New study finds patients want more information about their medicine Many patients want more information on the medicines they’re prescribed and greater say in the brands they use, the first major study of the burden of long-term medicine use has concluded. University of Kent pharmacy expert Professor Janet Krska carried out research into what makes long-term medicine use burdensome for patients and found that those taking the highest number of medicines for the most times a day experienced the greatest impact—with many concerned about side effects. Surprisingly however, the study also found that older patients felt using regular medicines was less burdensome than younger patients, even though they use more medicines. The research revealed that over a quarter of those surveyed wanted more information about their medicines and greater say in the brands of medicines they use, with a similar proportion concerned about paying for medicines. Over half were concerned about long-term adverse effects. Around 11% were not satisfied with the effectiveness of their medicines, and between 10 and 16% agreed that their medicines caused interference with some aspect of their daily life.
Question of The Day!
Dear Dr. Bell,
For your protocol for healing the gut, what brand of probiotics do you recommend? I usually get mine from sauerkraut juice. One ounce had 10 billion probiotics in it. Would that work?
Japan has the Lowest Infant Mortality Rate Following Ban on Mandatory Vaccinations The citizens of Japan are statistically proven to be the healthiest and longest-living people in the world. The country also has the lowest infant mortality rate on the planet. It may come as no surprise to many that the Japanese Government banned a number of vaccines that are currently mandatory in the United States and has strict regulations in place for other Big Pharma drugs and vaccines in general. Japan’s anti-vax policies have long been criticised by vaccine pushers in the US who claim that vaccinating the public “promotes health.” However, Japanese people live longer, healthier lives than Americans, with babies born in the US twice as likely to die in infancy than those born in Japan.

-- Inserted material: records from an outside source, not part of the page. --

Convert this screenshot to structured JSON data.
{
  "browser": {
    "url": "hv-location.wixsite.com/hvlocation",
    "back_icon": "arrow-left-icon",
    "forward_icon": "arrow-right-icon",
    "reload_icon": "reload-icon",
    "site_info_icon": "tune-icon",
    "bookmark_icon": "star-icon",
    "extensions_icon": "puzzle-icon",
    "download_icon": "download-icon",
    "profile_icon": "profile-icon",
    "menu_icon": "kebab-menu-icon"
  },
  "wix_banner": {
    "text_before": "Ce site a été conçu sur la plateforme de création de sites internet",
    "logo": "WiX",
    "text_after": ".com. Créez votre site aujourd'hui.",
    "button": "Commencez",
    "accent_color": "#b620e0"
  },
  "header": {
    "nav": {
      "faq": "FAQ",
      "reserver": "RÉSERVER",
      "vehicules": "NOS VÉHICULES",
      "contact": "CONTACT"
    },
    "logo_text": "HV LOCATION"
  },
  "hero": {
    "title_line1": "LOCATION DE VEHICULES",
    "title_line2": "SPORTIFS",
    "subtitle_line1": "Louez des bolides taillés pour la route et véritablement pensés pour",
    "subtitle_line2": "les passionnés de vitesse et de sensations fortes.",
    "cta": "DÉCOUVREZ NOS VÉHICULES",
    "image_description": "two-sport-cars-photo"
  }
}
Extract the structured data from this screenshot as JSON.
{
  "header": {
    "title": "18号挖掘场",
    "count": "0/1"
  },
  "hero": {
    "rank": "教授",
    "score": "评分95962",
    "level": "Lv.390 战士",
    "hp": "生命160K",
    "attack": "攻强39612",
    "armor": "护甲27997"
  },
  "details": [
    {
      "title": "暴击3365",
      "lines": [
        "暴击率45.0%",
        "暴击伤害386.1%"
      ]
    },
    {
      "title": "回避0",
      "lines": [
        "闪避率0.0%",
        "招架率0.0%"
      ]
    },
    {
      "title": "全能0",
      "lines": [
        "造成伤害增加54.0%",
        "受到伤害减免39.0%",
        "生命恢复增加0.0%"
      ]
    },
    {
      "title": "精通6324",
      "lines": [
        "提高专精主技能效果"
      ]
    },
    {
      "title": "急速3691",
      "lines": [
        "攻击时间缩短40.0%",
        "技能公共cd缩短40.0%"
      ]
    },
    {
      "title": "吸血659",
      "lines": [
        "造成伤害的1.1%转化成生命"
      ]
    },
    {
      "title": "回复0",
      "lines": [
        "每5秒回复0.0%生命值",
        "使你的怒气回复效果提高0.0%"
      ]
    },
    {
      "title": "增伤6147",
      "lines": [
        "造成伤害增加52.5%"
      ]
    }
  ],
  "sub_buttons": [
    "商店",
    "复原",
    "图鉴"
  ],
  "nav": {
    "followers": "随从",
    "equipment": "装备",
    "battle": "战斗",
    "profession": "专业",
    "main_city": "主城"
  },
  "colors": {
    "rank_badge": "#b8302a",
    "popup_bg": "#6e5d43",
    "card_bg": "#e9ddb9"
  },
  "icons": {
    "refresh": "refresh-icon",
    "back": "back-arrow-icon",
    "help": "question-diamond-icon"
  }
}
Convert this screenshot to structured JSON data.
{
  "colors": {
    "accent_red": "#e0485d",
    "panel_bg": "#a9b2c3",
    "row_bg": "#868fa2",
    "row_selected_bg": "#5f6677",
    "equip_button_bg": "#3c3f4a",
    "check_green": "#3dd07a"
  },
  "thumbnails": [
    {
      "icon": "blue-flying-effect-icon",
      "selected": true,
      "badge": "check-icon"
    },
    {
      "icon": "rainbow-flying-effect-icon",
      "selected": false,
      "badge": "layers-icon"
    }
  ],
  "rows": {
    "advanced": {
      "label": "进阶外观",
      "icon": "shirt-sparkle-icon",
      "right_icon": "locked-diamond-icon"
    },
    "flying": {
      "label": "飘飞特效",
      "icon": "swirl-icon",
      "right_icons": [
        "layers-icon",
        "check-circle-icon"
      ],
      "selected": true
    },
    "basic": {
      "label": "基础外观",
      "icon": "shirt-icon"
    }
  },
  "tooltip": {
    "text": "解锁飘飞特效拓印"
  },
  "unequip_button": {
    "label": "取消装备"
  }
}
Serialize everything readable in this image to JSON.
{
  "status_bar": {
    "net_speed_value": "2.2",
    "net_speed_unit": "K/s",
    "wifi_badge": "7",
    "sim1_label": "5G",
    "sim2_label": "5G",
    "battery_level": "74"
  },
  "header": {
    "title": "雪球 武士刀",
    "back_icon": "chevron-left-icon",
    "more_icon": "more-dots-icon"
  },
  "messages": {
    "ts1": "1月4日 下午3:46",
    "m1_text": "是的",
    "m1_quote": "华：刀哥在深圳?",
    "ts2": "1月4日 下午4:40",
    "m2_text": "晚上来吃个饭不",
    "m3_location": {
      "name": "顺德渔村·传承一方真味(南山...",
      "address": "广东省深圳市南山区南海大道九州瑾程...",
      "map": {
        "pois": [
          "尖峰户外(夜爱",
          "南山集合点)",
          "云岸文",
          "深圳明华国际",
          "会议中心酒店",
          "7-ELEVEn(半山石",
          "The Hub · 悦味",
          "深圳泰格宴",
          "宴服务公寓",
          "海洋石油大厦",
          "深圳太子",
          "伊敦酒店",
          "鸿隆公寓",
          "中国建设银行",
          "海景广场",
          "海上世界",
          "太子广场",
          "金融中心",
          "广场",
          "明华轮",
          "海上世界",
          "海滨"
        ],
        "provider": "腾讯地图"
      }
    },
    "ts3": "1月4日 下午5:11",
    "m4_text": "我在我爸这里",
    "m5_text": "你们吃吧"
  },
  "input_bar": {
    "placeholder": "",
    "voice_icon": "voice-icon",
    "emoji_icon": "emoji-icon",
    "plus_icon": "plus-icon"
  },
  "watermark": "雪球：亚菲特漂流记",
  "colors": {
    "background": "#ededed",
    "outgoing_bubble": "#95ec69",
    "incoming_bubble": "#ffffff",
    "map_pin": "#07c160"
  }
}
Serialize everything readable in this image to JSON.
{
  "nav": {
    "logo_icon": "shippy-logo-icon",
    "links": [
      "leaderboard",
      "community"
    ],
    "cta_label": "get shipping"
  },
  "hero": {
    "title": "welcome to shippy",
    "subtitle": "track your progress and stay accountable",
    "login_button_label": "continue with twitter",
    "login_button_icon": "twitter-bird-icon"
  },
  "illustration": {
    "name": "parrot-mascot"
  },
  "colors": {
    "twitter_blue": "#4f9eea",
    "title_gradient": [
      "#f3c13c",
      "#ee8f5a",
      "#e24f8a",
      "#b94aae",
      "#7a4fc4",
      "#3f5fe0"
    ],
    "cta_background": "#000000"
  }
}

It’s clear to see that Western nations have a lot to learn from the Japanese when it comes to their approach to vaccinations and issues facing public health. The Japanese are vaccine sceptics, to put it simply, and due to adverse reactions suffered by Japanese children, have banned many vaccines. The Japanese are well educated on the dangers of over-vaccinating their children and oppose the use of multi-shot vaccinations such as the MMR vaccine. Following a record number of children developing adverse reactions, including meningitis, loss of limbs, and even sudden death, the Japanese government banned the measles, mumps, and rubella (MMR) vaccine from its vaccination program, despite facing serious opposition from Big Pharma.
Enough With The Harry Potter?
Doctors told to ditch Latin and use ‘plain English’ Doctors are being told to adopt a new policy of writing letters that are easier for patients to understand. The Academy of Medical Royal Colleges says too often correspondence contains complex medical jargon rather than plain and simple English. Using the phrase “twice daily” to explain the dosing of a medicine is better than the Latin abbreviation “bd”, for example. Patients should ask their local hospital to comply, the academy says. The Please Write to Me initiative is aimed mainly at doctors working in outpatient clinics, although it is best practice for all clinicians who need to write clinical letters. Doctors are being asked to write directly to patients, rather than sending them a copy of a letter penned to their GP. The academy says this should help avoid blunders or offence caused by writing about patients in the third person.
Remember Friends, The Power to Heal is Yours!
More upcoming RSB events:
- The Trinity Conference, September 22-23, 2018, Schaumberg, Illinois!
- International Integrative Healthcare and Holistic Iridology Congress Oct 19-22 2018 Orlando FL
Stay tuned as the calendar is updated for more exciting events and opportunities to meet RSB!
- Total Health ’19 Toronto Canada April 12-14, 2019!